From the University of Buffalo comes an article that raises questions and concerns about the amount of medications taken by senior citizens. Dr. Wayne K. Anderson, Dean of the School of Pharmacy and Pharmaceutical Sciences states, "Different physicians use different drugs to treat different conditions, and some of these drugs interact, in some cases exacerbating the side effects of other drugs that are being taken for other conditions."
Anderson estimates that senior citizens in the United States age 65 and older take an average of six to eight prescription drugs daily. His response is, "That is probably too many. Proper pharmaceutical therapy management probably could cut in half the number of drugs most senior citizens now are taking so the amount of money they are spending is reduced and the quality of their lives is much improved."
Anderson also notes that a person taking eight drugs can expect at least one drug interaction that will have a negative effect on his health. Additionally he noted that the American Association of Consultant Pharmacists suggest that 25 percent of admissions to nursing homes result from failed drug regimens, noncompliance by patients, drug interactions, inappropriate medications being prescribed for certain conditions and the lack of good therapeutic monitoring.
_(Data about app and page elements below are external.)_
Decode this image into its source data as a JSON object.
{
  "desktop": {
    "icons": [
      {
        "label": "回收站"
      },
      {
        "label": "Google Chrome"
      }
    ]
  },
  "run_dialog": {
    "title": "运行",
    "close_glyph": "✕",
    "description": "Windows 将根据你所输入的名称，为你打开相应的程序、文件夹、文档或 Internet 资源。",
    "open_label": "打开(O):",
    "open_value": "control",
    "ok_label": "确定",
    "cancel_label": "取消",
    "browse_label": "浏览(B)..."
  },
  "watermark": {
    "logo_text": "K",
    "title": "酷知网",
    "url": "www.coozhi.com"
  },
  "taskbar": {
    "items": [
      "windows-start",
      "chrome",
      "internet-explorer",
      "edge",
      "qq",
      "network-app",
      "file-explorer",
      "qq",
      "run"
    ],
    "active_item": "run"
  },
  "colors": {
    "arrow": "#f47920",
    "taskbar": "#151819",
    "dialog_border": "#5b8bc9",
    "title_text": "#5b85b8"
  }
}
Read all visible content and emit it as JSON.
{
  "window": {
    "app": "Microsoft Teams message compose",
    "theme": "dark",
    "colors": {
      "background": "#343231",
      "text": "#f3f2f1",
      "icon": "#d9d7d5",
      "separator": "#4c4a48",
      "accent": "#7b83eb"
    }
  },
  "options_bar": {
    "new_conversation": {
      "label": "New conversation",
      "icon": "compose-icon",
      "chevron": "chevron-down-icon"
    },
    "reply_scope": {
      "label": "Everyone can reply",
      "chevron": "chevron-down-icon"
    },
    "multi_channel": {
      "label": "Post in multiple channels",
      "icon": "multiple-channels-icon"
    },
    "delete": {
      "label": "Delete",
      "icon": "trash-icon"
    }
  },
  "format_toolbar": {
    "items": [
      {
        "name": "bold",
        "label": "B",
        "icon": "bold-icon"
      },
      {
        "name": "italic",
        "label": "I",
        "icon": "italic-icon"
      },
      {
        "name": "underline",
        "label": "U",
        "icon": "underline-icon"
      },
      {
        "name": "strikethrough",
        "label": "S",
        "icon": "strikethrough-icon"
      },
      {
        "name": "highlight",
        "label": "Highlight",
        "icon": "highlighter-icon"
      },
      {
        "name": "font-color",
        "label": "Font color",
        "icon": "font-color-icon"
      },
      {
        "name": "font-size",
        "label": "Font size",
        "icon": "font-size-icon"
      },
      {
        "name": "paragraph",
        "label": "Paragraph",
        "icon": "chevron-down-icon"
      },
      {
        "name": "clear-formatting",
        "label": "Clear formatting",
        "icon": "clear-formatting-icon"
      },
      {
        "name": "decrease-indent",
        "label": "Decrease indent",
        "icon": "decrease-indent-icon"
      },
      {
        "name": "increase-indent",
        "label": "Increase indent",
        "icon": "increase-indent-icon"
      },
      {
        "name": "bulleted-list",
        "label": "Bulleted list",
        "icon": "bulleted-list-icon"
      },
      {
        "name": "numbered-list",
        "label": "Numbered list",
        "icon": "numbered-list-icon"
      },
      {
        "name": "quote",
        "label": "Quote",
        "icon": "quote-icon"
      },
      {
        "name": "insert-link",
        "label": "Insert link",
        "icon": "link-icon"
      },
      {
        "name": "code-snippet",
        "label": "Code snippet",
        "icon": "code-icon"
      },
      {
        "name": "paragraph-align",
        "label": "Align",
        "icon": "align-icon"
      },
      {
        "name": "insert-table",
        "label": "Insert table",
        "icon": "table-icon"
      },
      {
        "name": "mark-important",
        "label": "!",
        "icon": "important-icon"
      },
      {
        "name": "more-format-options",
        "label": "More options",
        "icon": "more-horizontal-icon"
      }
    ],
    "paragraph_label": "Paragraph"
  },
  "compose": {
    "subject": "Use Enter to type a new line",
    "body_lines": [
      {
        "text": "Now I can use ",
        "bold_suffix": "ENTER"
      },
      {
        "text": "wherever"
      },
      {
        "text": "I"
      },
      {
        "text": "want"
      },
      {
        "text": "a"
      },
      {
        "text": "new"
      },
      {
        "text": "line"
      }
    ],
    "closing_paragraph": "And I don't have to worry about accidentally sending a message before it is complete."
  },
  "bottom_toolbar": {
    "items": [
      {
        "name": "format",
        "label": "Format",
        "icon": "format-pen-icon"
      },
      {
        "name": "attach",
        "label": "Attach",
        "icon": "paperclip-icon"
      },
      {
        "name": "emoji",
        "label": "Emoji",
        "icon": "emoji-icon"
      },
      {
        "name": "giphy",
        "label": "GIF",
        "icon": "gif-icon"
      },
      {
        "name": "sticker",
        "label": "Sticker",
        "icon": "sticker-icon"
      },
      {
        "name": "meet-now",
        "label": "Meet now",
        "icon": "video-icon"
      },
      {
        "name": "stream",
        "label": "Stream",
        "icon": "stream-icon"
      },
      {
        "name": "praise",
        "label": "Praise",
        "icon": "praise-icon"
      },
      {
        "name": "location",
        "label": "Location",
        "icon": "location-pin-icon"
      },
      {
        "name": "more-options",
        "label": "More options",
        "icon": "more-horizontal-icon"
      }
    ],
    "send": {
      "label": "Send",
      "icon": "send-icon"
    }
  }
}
Dr. Andersons answer to this problem is "proper pharmaceutical therapy management." From a chiropractic perspective the answer seems obvious. Healthier seniors will just naturally need less medications. Chiropractic has always focused on removing interference to the functions of the nervous system and therefore allowing people to function better. Millions of senior citizens already know this approach makes sense and works for them.